January 3rd is a special day for me. In 1995, a year after my diagnosis, my Grandpa Johns passed away. At the time of my diagnosis, his health was declining to the point; we thought he was going to die. During my initial hospitalization, my chaplain Fr. Ralko, was the only one to ask why my mom had a funeral planning book at my bedside. Apparently, the hospital staff assumed my mom thought I was dying and she was getting ready to plan my funeral. While everyone else made assumptions about my mom, Father Ralko asked questions. Mom explained that her father was extremely sick and close to the end of his life. She was getting ready to help her mom prepare for his funeral. Luckily, my grandpa recovered and lived another year.

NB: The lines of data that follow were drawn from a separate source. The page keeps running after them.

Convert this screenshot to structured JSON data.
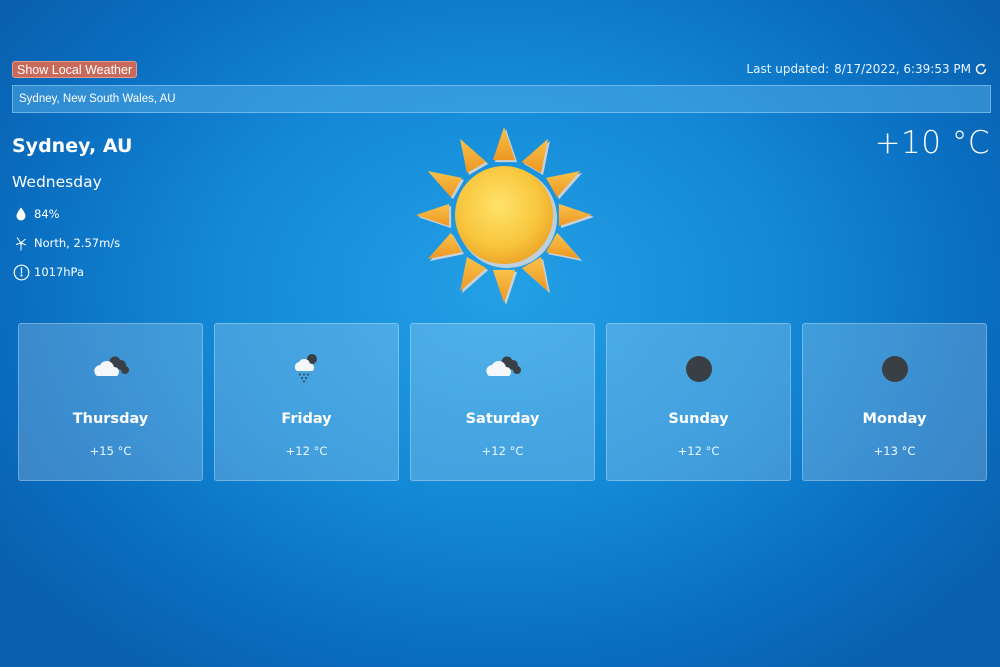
{
  "header": {
    "local_button_label": "Show Local Weather",
    "last_updated_label": "Last updated:",
    "last_updated_value": "8/17/2022, 6:39:53 PM",
    "refresh_icon": "refresh-icon"
  },
  "search": {
    "value": "Sydney, New South Wales, AU"
  },
  "current": {
    "city": "Sydney, AU",
    "day": "Wednesday",
    "temperature": "+10 °C",
    "condition_icon": "sun-icon",
    "humidity": "84%",
    "humidity_icon": "droplet-icon",
    "wind": "North, 2.57m/s",
    "wind_icon": "wind-icon",
    "pressure": "1017hPa",
    "pressure_icon": "pressure-gauge-icon"
  },
  "forecast": [
    {
      "day": "Thursday",
      "temp": "+15 °C",
      "icon": "partly-cloudy-icon"
    },
    {
      "day": "Friday",
      "temp": "+12 °C",
      "icon": "rain-cloud-icon"
    },
    {
      "day": "Saturday",
      "temp": "+12 °C",
      "icon": "partly-cloudy-icon"
    },
    {
      "day": "Sunday",
      "temp": "+12 °C",
      "icon": "dark-circle-icon"
    },
    {
      "day": "Monday",
      "temp": "+13 °C",
      "icon": "dark-circle-icon"
    }
  ],
  "colors": {
    "background": "#1489d6",
    "button": "#c8695a",
    "sun": "#f6c23e",
    "sun_rays": "#f4a52a",
    "dark_icon": "#3a3f46"
  }
}
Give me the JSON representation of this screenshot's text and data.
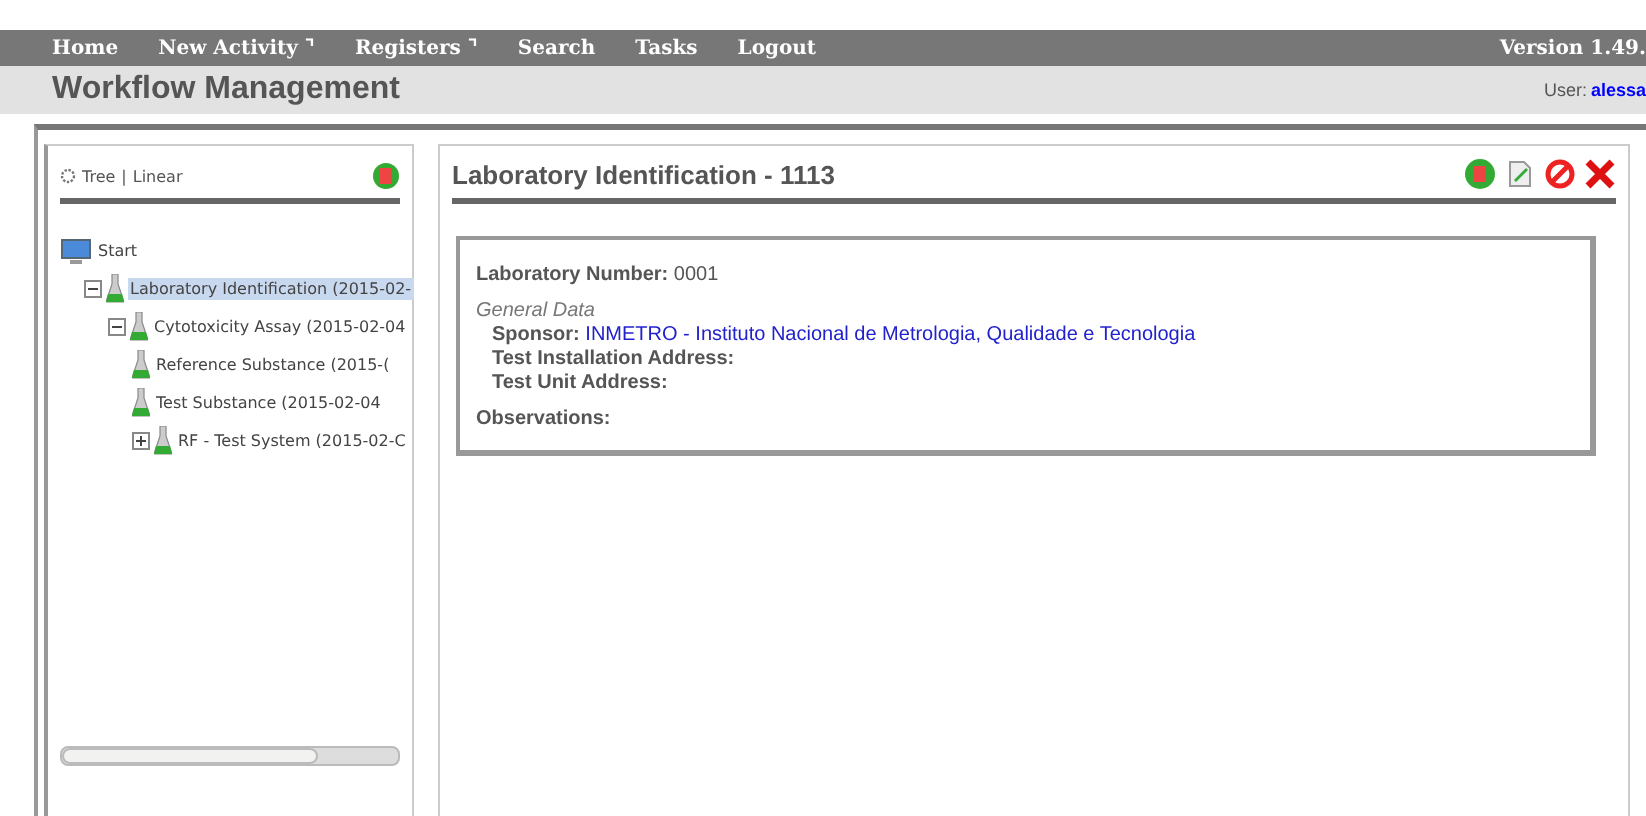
{
  "nav": {
    "items": [
      "Home",
      "New Activity ⌝",
      "Registers ⌝",
      "Search",
      "Tasks",
      "Logout"
    ],
    "version": "Version 1.49."
  },
  "header": {
    "title": "Workflow Management",
    "user_label": "User:",
    "user": "alessa"
  },
  "sidebar": {
    "view_links": [
      "Tree",
      "Linear"
    ],
    "separator": "|",
    "tree": [
      {
        "label": "Start",
        "kind": "root",
        "selected": false,
        "children": [
          {
            "label": "Laboratory Identification (2015-02-",
            "kind": "flask",
            "expanded": true,
            "selected": true,
            "children": [
              {
                "label": "Cytotoxicity Assay (2015-02-04",
                "kind": "flask",
                "expanded": true,
                "selected": false,
                "children": [
                  {
                    "label": "Reference Substance (2015-(",
                    "kind": "flask",
                    "selected": false
                  },
                  {
                    "label": "Test Substance (2015-02-04",
                    "kind": "flask",
                    "selected": false
                  },
                  {
                    "label": "RF - Test System (2015-02-C",
                    "kind": "flask",
                    "expanded": false,
                    "selected": false
                  }
                ]
              }
            ]
          }
        ]
      }
    ]
  },
  "detail": {
    "title": "Laboratory Identification - 1113",
    "number_label": "Laboratory Number:",
    "number": "0001",
    "section": "General Data",
    "fields": [
      {
        "label": "Sponsor:",
        "value": "INMETRO - Instituto Nacional de Metrologia, Qualidade e Tecnologia"
      },
      {
        "label": "Test Installation Address:"
      },
      {
        "label": "Test Unit Address:"
      }
    ],
    "observations_label": "Observations:"
  }
}
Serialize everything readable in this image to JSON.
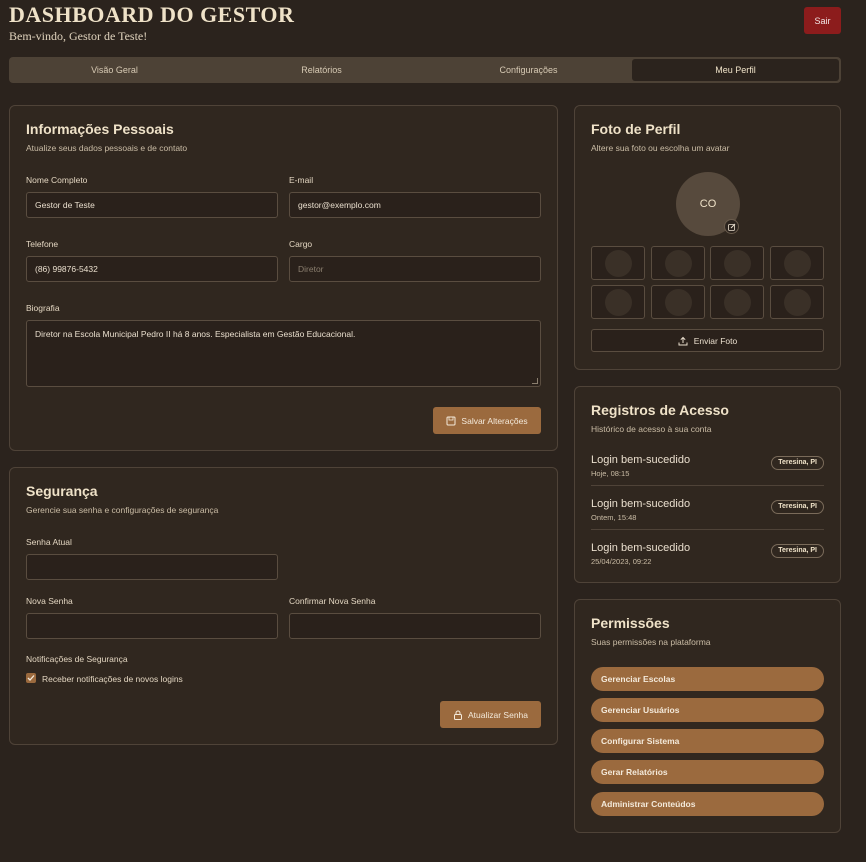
{
  "header": {
    "title": "DASHBOARD DO GESTOR",
    "subtitle": "Bem-vindo, Gestor de Teste!",
    "logout_label": "Sair"
  },
  "tabs": [
    {
      "label": "Visão Geral"
    },
    {
      "label": "Relatórios"
    },
    {
      "label": "Configurações"
    },
    {
      "label": "Meu Perfil"
    }
  ],
  "personal": {
    "title": "Informações Pessoais",
    "subtitle": "Atualize seus dados pessoais e de contato",
    "name_label": "Nome Completo",
    "name_value": "Gestor de Teste",
    "email_label": "E-mail",
    "email_value": "gestor@exemplo.com",
    "phone_label": "Telefone",
    "phone_value": "(86) 99876-5432",
    "role_label": "Cargo",
    "role_value": "Diretor",
    "bio_label": "Biografia",
    "bio_value": "Diretor na Escola Municipal Pedro II há 8 anos. Especialista em Gestão Educacional.",
    "save_label": "Salvar Alterações"
  },
  "security": {
    "title": "Segurança",
    "subtitle": "Gerencie sua senha e configurações de segurança",
    "current_label": "Senha Atual",
    "new_label": "Nova Senha",
    "confirm_label": "Confirmar Nova Senha",
    "notifications_label": "Notificações de Segurança",
    "checkbox_label": "Receber notificações de novos logins",
    "checkbox_checked": true,
    "update_label": "Atualizar Senha"
  },
  "photo": {
    "title": "Foto de Perfil",
    "subtitle": "Altere sua foto ou escolha um avatar",
    "initials": "CO",
    "upload_label": "Enviar Foto"
  },
  "access": {
    "title": "Registros de Acesso",
    "subtitle": "Histórico de acesso à sua conta",
    "items": [
      {
        "title": "Login bem-sucedido",
        "time": "Hoje, 08:15",
        "location": "Teresina, PI"
      },
      {
        "title": "Login bem-sucedido",
        "time": "Ontem, 15:48",
        "location": "Teresina, PI"
      },
      {
        "title": "Login bem-sucedido",
        "time": "25/04/2023, 09:22",
        "location": "Teresina, PI"
      }
    ]
  },
  "permissions": {
    "title": "Permissões",
    "subtitle": "Suas permissões na plataforma",
    "items": [
      {
        "label": "Gerenciar Escolas"
      },
      {
        "label": "Gerenciar Usuários"
      },
      {
        "label": "Configurar Sistema"
      },
      {
        "label": "Gerar Relatórios"
      },
      {
        "label": "Administrar Conteúdos"
      }
    ]
  },
  "colors": {
    "background": "#2b231d",
    "accent": "#9b6a3e",
    "danger": "#8c1c1c"
  }
}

Eight years later in 2003, I think Grandpa was listening. This was the first year I can remember making new years resolutions. I was determined to adopt a dog and train her to become a therapy dog. I think my grandpa must have heard because two days later on January 3rd, I met Velvet for the very first time. She had been in the shelter 2 months, was featured as the dog of the week, yet no one wanted her. I think my grandpa knew she was meant to be my dog and helped me find her.
I knew the moment I saw her sitting in a cage at the shelter she was going to be my dog. What I didn’t realize at the time was that she would change my life and the lives of so many people. Velvet was a people dog; she loved being around people. This attribute made her the perfect therapy dog. She came to work with me throughout her life, and I have countless stories of people she met and the lives she changed. But none stand out more than the day she met Max.
Shortly before she met Max, I heard the devastating news that Velvet had cancer. At the moment, I felt what my parents felt when I was diagnosed…my heart sunk. Velvet was 12 years old, surgery wasn’t an option, and I wasn’t going to put her through chemo, so I did the next best thing. I put her on doggie hospice. I didn’t know how much time I was going to have with her, she had a growing tumor in her chest that was already putting pressure on her heart and lungs, so I wanted to make every minute count. I took her out of retirement as a therapy dog, and started to bring her to work with me again. That is when I met Max.
Max had terminal cancer and loved dogs. I bought Velvet to visit him one day; when I told him Velvet was also dying of cancer, he said with a smile, “She’s just like me.” Her visit made a difference to him. She gave him one last opportunity to pet a dog and relate to someone. Cancer had connected the three of us, and I left work knowing Velvet and I had comforted Max. He died a few days later.
A few months later on January 3, 2015 I said good-bye to Velvet and sent her to Rainbow Bridge. Even though Grandpa wasn’t too fond of dogs, I know he met her there. I know he wanted to meet the dog that made me so happy. Velvet will never be forgotten. She wasn’t just a dog; she was my dog. Velvet was my family; my furry, four-legged, tail wagged best friend.
You can read more about Velvet and how her cancer diagnosis affected me and the people she met in Chapter 15 of my book: Faith, Hope and Cancer: The Journey of a Childhood Cancer Survivor.